• ACTIVITY
Word for word, output every line of the material below, minus pictures.

• EXERCISE MATERIALS
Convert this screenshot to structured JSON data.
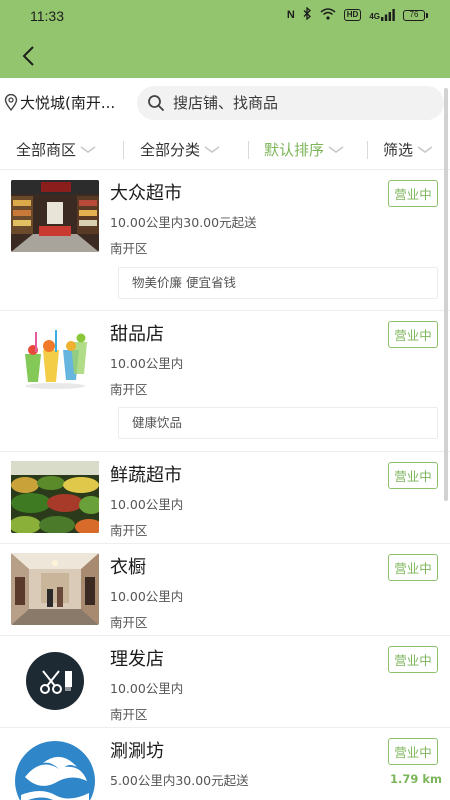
{
  "status_bar": {
    "time": "11:33",
    "signal_text": "4G",
    "hd_label": "HD",
    "battery": "76",
    "nfc_label": "N"
  },
  "header": {
    "back_icon": "chevron-left-icon",
    "background": "#93c56e"
  },
  "location": {
    "text": "大悦城(南开...",
    "icon": "location-pin-icon"
  },
  "search": {
    "placeholder": "搜店铺、找商品",
    "value": "",
    "icon": "search-icon"
  },
  "filters": [
    {
      "label": "全部商区",
      "active": false
    },
    {
      "label": "全部分类",
      "active": false
    },
    {
      "label": "默认排序",
      "active": true
    },
    {
      "label": "筛选",
      "active": false
    }
  ],
  "accent_color": "#7cb65a",
  "stores": [
    {
      "name": "大众超市",
      "desc": "10.00公里内30.00元起送",
      "area": "南开区",
      "status": "营业中",
      "tagline": "物美价廉 便宜省钱",
      "image": "supermarket-aisle"
    },
    {
      "name": "甜品店",
      "desc": "10.00公里内",
      "area": "南开区",
      "status": "营业中",
      "tagline": "健康饮品",
      "image": "fruit-drinks"
    },
    {
      "name": "鲜蔬超市",
      "desc": "10.00公里内",
      "area": "南开区",
      "status": "营业中",
      "image": "vegetable-stand"
    },
    {
      "name": "衣橱",
      "desc": "10.00公里内",
      "area": "南开区",
      "status": "营业中",
      "image": "clothing-store"
    },
    {
      "name": "理发店",
      "desc": "10.00公里内",
      "area": "南开区",
      "status": "营业中",
      "image": "barber-logo"
    },
    {
      "name": "涮涮坊",
      "desc": "5.00公里内30.00元起送",
      "status": "营业中",
      "distance": "1.79 km",
      "image": "hotpot-logo"
    }
  ]
}
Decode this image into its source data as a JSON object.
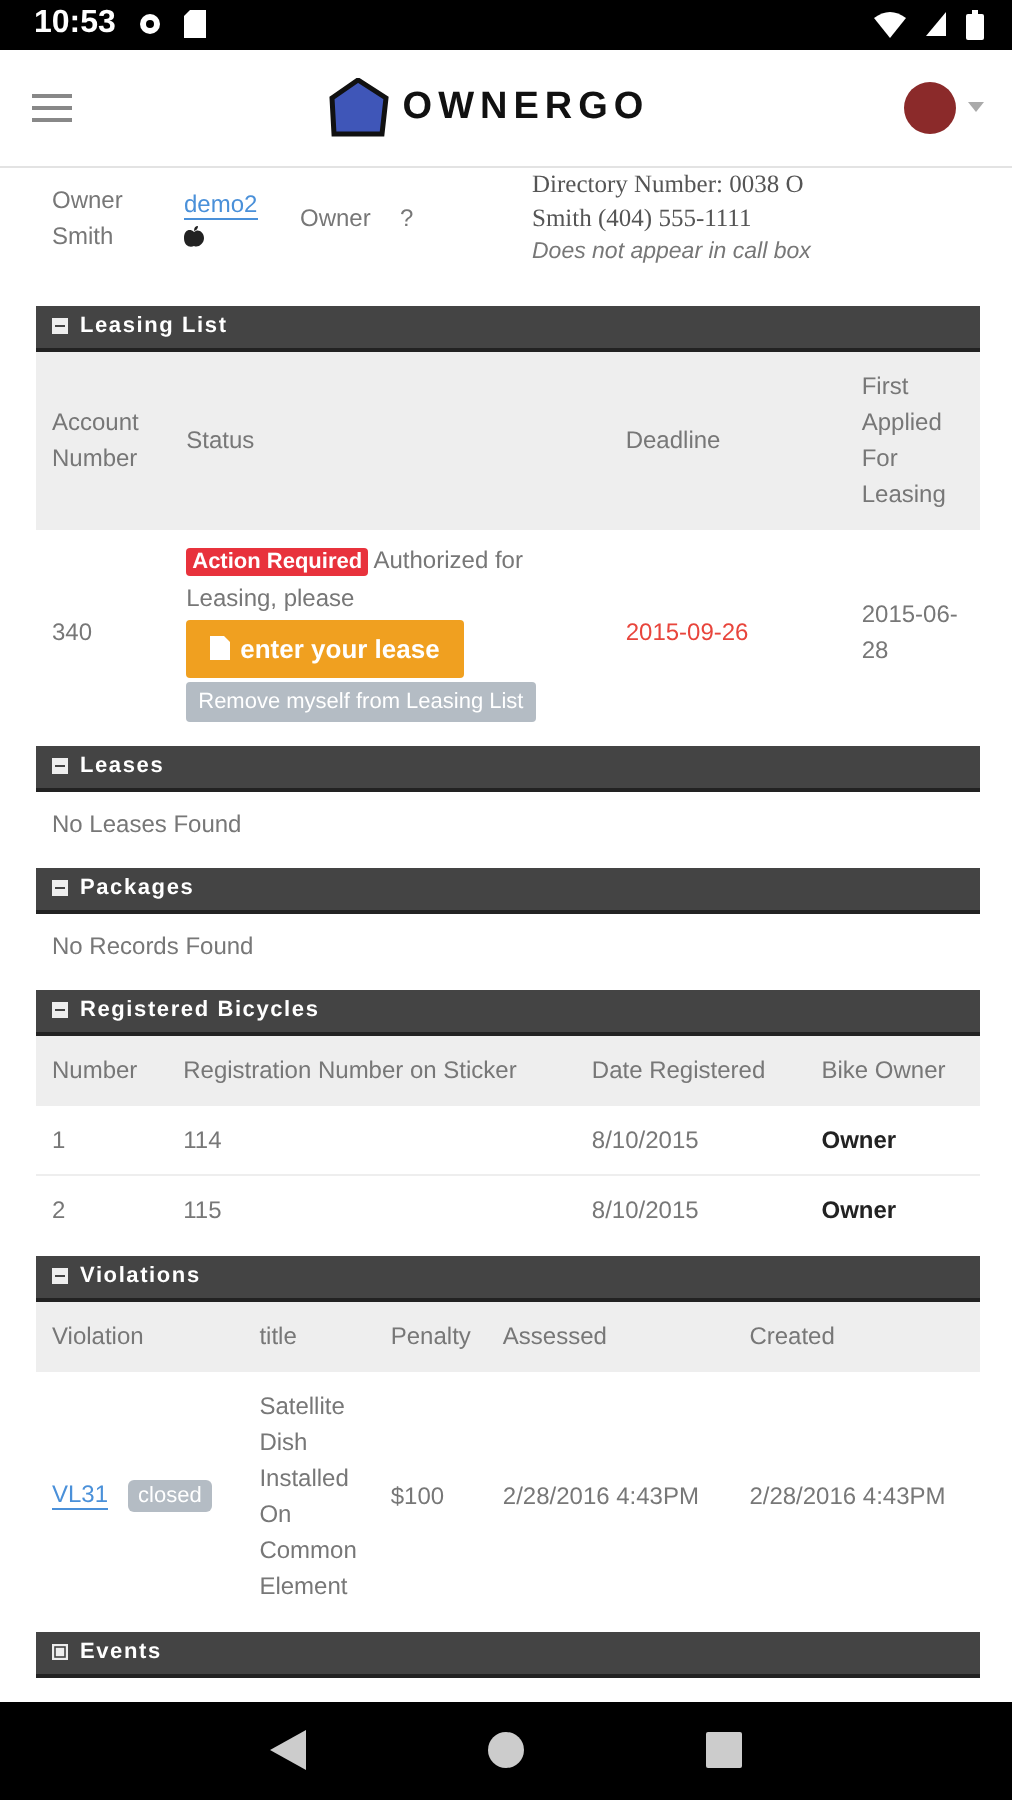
{
  "status_bar": {
    "time": "10:53"
  },
  "header": {
    "logo_text": "OWNERGO"
  },
  "resident": {
    "name": "Owner Smith",
    "username": "demo2",
    "role": "Owner",
    "flag": "?",
    "directory": "Directory Number: 0038   O",
    "contact": "Smith   (404) 555-1111",
    "note": "Does not appear in call box"
  },
  "leasing_list": {
    "title": "Leasing List",
    "expanded": true,
    "columns": [
      "Account Number",
      "Status",
      "Deadline",
      "First Applied For Leasing"
    ],
    "rows": [
      {
        "account": "340",
        "badge": "Action Required",
        "status_text": "Authorized for Leasing, please",
        "primary_button": "enter your lease",
        "secondary_button": "Remove myself from Leasing List",
        "deadline": "2015-09-26",
        "overdue": true,
        "first_applied": "2015-06-28"
      }
    ]
  },
  "leases": {
    "title": "Leases",
    "expanded": true,
    "message": "No Leases Found"
  },
  "packages": {
    "title": "Packages",
    "expanded": true,
    "message": "No Records Found"
  },
  "bicycles": {
    "title": "Registered Bicycles",
    "expanded": true,
    "columns": [
      "Number",
      "Registration Number on Sticker",
      "Date Registered",
      "Bike Owner"
    ],
    "rows": [
      [
        "1",
        "114",
        "8/10/2015",
        "Owner"
      ],
      [
        "2",
        "115",
        "8/10/2015",
        "Owner"
      ]
    ]
  },
  "violations": {
    "title": "Violations",
    "expanded": true,
    "columns": [
      "Violation",
      "title",
      "Penalty",
      "Assessed",
      "Created"
    ],
    "rows": [
      {
        "id": "VL31",
        "state": "closed",
        "title": "Satellite Dish Installed On Common Element",
        "penalty": "$100",
        "assessed": "2/28/2016 4:43PM",
        "created": "2/28/2016 4:43PM"
      }
    ]
  },
  "events": {
    "title": "Events",
    "expanded": false
  }
}
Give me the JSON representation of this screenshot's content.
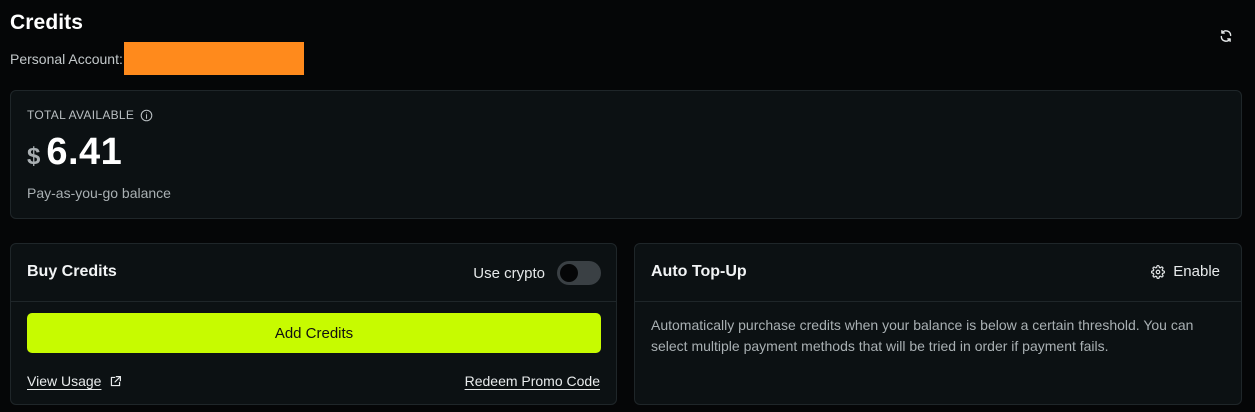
{
  "header": {
    "title": "Credits",
    "account_label": "Personal Account:",
    "refresh_icon": "refresh-icon"
  },
  "balance": {
    "label": "TOTAL AVAILABLE",
    "info_icon": "info-icon",
    "currency_symbol": "$",
    "amount": "6.41",
    "subtitle": "Pay-as-you-go balance"
  },
  "buy_credits": {
    "title": "Buy Credits",
    "crypto_label": "Use crypto",
    "crypto_enabled": false,
    "add_button_label": "Add Credits",
    "view_usage_label": "View Usage",
    "external_icon": "external-link-icon",
    "redeem_label": "Redeem Promo Code"
  },
  "auto_topup": {
    "title": "Auto Top-Up",
    "enable_label": "Enable",
    "gear_icon": "gear-icon",
    "description": "Automatically purchase credits when your balance is below a certain threshold. You can select multiple payment methods that will be tried in order if payment fails."
  },
  "colors": {
    "background": "#050607",
    "card": "#0c1113",
    "accent": "#c7fb00",
    "redaction": "#ff8a1c"
  }
}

• SOLUTION TO THIS EXERCISE
Convert this screenshot to structured JSON data.
{
  "status_bar": {
    "time": "11:33",
    "signal_text": "4G",
    "hd_label": "HD",
    "battery": "76",
    "nfc_label": "N"
  },
  "header": {
    "back_icon": "chevron-left-icon",
    "background": "#93c56e"
  },
  "location": {
    "text": "大悦城(南开...",
    "icon": "location-pin-icon"
  },
  "search": {
    "placeholder": "搜店铺、找商品",
    "value": "",
    "icon": "search-icon"
  },
  "filters": [
    {
      "label": "全部商区",
      "active": false
    },
    {
      "label": "全部分类",
      "active": false
    },
    {
      "label": "默认排序",
      "active": true
    },
    {
      "label": "筛选",
      "active": false
    }
  ],
  "accent_color": "#7cb65a",
  "stores": [
    {
      "name": "大众超市",
      "desc": "10.00公里内30.00元起送",
      "area": "南开区",
      "status": "营业中",
      "tagline": "物美价廉 便宜省钱",
      "image": "supermarket-aisle"
    },
    {
      "name": "甜品店",
      "desc": "10.00公里内",
      "area": "南开区",
      "status": "营业中",
      "tagline": "健康饮品",
      "image": "fruit-drinks"
    },
    {
      "name": "鲜蔬超市",
      "desc": "10.00公里内",
      "area": "南开区",
      "status": "营业中",
      "image": "vegetable-stand"
    },
    {
      "name": "衣橱",
      "desc": "10.00公里内",
      "area": "南开区",
      "status": "营业中",
      "image": "clothing-store"
    },
    {
      "name": "理发店",
      "desc": "10.00公里内",
      "area": "南开区",
      "status": "营业中",
      "image": "barber-logo"
    },
    {
      "name": "涮涮坊",
      "desc": "5.00公里内30.00元起送",
      "status": "营业中",
      "distance": "1.79 km",
      "image": "hotpot-logo"
    }
  ]
}
Decode this image into its source data as a JSON object.
{
  "status_bar": {
    "time": "10:53"
  },
  "header": {
    "logo_text": "OWNERGO"
  },
  "resident": {
    "name": "Owner Smith",
    "username": "demo2",
    "role": "Owner",
    "flag": "?",
    "directory": "Directory Number: 0038   O",
    "contact": "Smith   (404) 555-1111",
    "note": "Does not appear in call box"
  },
  "leasing_list": {
    "title": "Leasing List",
    "expanded": true,
    "columns": [
      "Account Number",
      "Status",
      "Deadline",
      "First Applied For Leasing"
    ],
    "rows": [
      {
        "account": "340",
        "badge": "Action Required",
        "status_text": "Authorized for Leasing, please",
        "primary_button": "enter your lease",
        "secondary_button": "Remove myself from Leasing List",
        "deadline": "2015-09-26",
        "overdue": true,
        "first_applied": "2015-06-28"
      }
    ]
  },
  "leases": {
    "title": "Leases",
    "expanded": true,
    "message": "No Leases Found"
  },
  "packages": {
    "title": "Packages",
    "expanded": true,
    "message": "No Records Found"
  },
  "bicycles": {
    "title": "Registered Bicycles",
    "expanded": true,
    "columns": [
      "Number",
      "Registration Number on Sticker",
      "Date Registered",
      "Bike Owner"
    ],
    "rows": [
      [
        "1",
        "114",
        "8/10/2015",
        "Owner"
      ],
      [
        "2",
        "115",
        "8/10/2015",
        "Owner"
      ]
    ]
  },
  "violations": {
    "title": "Violations",
    "expanded": true,
    "columns": [
      "Violation",
      "title",
      "Penalty",
      "Assessed",
      "Created"
    ],
    "rows": [
      {
        "id": "VL31",
        "state": "closed",
        "title": "Satellite Dish Installed On Common Element",
        "penalty": "$100",
        "assessed": "2/28/2016 4:43PM",
        "created": "2/28/2016 4:43PM"
      }
    ]
  },
  "events": {
    "title": "Events",
    "expanded": false
  }
}
Give me the JSON representation of this screenshot's content.
{
  "header": {
    "title": "Credits",
    "account_label": "Personal Account:",
    "refresh_icon": "refresh-icon"
  },
  "balance": {
    "label": "TOTAL AVAILABLE",
    "info_icon": "info-icon",
    "currency_symbol": "$",
    "amount": "6.41",
    "subtitle": "Pay-as-you-go balance"
  },
  "buy_credits": {
    "title": "Buy Credits",
    "crypto_label": "Use crypto",
    "crypto_enabled": false,
    "add_button_label": "Add Credits",
    "view_usage_label": "View Usage",
    "external_icon": "external-link-icon",
    "redeem_label": "Redeem Promo Code"
  },
  "auto_topup": {
    "title": "Auto Top-Up",
    "enable_label": "Enable",
    "gear_icon": "gear-icon",
    "description": "Automatically purchase credits when your balance is below a certain threshold. You can select multiple payment methods that will be tried in order if payment fails."
  },
  "colors": {
    "background": "#050607",
    "card": "#0c1113",
    "accent": "#c7fb00",
    "redaction": "#ff8a1c"
  }
}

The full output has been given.